[Data records for software interfaces]
"""

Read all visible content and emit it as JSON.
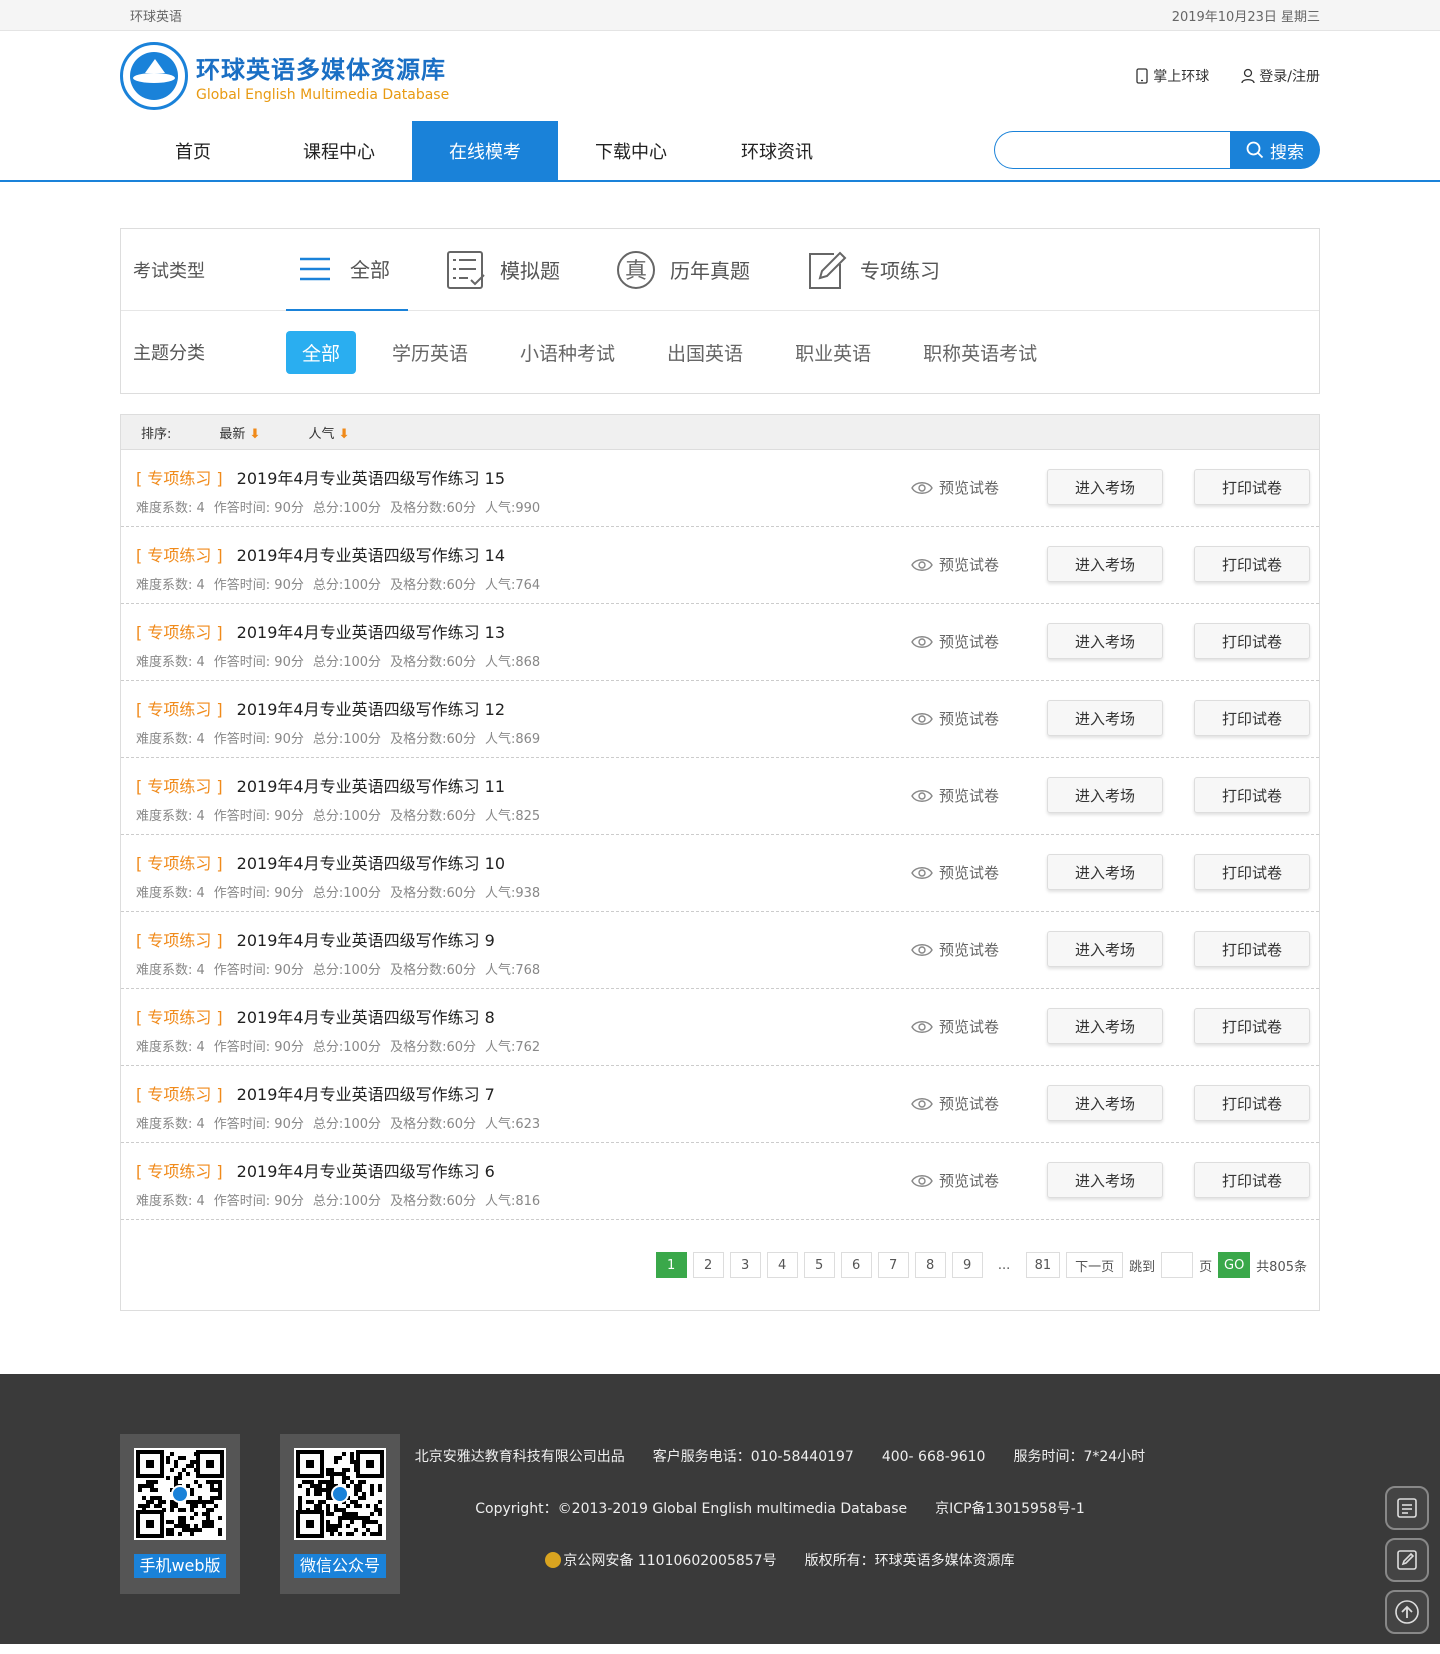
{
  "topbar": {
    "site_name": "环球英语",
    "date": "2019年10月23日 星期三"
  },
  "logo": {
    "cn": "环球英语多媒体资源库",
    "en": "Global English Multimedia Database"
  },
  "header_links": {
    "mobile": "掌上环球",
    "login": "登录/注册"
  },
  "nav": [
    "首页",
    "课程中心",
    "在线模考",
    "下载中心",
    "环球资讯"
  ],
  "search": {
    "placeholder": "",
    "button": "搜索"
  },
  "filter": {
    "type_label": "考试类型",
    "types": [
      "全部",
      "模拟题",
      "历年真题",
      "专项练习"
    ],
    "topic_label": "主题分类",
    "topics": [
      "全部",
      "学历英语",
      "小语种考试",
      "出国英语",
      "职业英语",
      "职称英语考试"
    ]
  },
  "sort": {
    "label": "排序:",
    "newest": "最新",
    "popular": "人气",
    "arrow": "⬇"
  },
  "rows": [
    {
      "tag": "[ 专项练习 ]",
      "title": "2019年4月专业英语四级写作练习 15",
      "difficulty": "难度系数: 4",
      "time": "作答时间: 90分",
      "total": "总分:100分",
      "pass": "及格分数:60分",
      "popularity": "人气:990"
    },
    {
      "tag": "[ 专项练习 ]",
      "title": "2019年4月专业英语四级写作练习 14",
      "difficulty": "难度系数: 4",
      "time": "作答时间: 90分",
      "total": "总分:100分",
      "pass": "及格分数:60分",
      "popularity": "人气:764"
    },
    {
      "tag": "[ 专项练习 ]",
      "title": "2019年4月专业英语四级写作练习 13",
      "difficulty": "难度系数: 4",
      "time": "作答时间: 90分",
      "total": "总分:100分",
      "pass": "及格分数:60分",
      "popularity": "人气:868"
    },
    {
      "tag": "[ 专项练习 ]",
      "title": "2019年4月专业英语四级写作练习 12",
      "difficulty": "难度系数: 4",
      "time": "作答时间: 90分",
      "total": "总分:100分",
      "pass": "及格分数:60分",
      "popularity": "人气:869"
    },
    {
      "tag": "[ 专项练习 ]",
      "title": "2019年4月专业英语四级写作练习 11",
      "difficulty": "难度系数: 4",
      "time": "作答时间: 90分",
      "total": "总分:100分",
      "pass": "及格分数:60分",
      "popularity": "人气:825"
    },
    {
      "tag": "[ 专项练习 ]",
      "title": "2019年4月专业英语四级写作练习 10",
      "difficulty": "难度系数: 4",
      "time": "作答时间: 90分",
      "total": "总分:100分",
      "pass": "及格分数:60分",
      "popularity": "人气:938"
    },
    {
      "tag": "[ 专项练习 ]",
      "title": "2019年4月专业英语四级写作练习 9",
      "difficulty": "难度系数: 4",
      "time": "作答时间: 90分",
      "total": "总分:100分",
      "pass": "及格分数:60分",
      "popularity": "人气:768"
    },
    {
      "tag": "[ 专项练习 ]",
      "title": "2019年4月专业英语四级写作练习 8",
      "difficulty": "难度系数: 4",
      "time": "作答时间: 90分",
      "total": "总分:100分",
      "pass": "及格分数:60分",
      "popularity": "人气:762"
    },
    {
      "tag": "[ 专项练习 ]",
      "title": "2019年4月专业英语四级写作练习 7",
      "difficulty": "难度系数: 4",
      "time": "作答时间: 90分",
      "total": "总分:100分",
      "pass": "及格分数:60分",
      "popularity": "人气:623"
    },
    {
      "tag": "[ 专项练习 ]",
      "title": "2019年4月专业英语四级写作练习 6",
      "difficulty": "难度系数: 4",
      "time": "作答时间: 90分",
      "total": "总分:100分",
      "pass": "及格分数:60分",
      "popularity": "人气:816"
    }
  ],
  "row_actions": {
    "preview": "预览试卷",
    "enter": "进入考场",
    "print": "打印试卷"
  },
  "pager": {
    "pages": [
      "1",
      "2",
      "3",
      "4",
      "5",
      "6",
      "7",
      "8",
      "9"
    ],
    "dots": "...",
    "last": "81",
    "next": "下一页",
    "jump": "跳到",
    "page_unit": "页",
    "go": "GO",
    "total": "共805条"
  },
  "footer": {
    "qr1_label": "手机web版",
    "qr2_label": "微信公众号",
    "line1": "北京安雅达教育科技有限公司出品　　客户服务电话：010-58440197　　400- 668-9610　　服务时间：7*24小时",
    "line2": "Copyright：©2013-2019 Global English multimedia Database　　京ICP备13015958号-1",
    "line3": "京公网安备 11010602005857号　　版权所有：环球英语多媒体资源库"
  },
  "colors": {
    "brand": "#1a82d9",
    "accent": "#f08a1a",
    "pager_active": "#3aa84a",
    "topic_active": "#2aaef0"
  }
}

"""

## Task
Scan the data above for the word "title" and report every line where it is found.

## Solution to this problem
      "title": "2019年4月专业英语四级写作练习 15",
      "title": "2019年4月专业英语四级写作练习 14",
      "title": "2019年4月专业英语四级写作练习 13",
      "title": "2019年4月专业英语四级写作练习 12",
      "title": "2019年4月专业英语四级写作练习 11",
      "title": "2019年4月专业英语四级写作练习 10",
      "title": "2019年4月专业英语四级写作练习 9",
      "title": "2019年4月专业英语四级写作练习 8",
      "title": "2019年4月专业英语四级写作练习 7",
      "title": "2019年4月专业英语四级写作练习 6",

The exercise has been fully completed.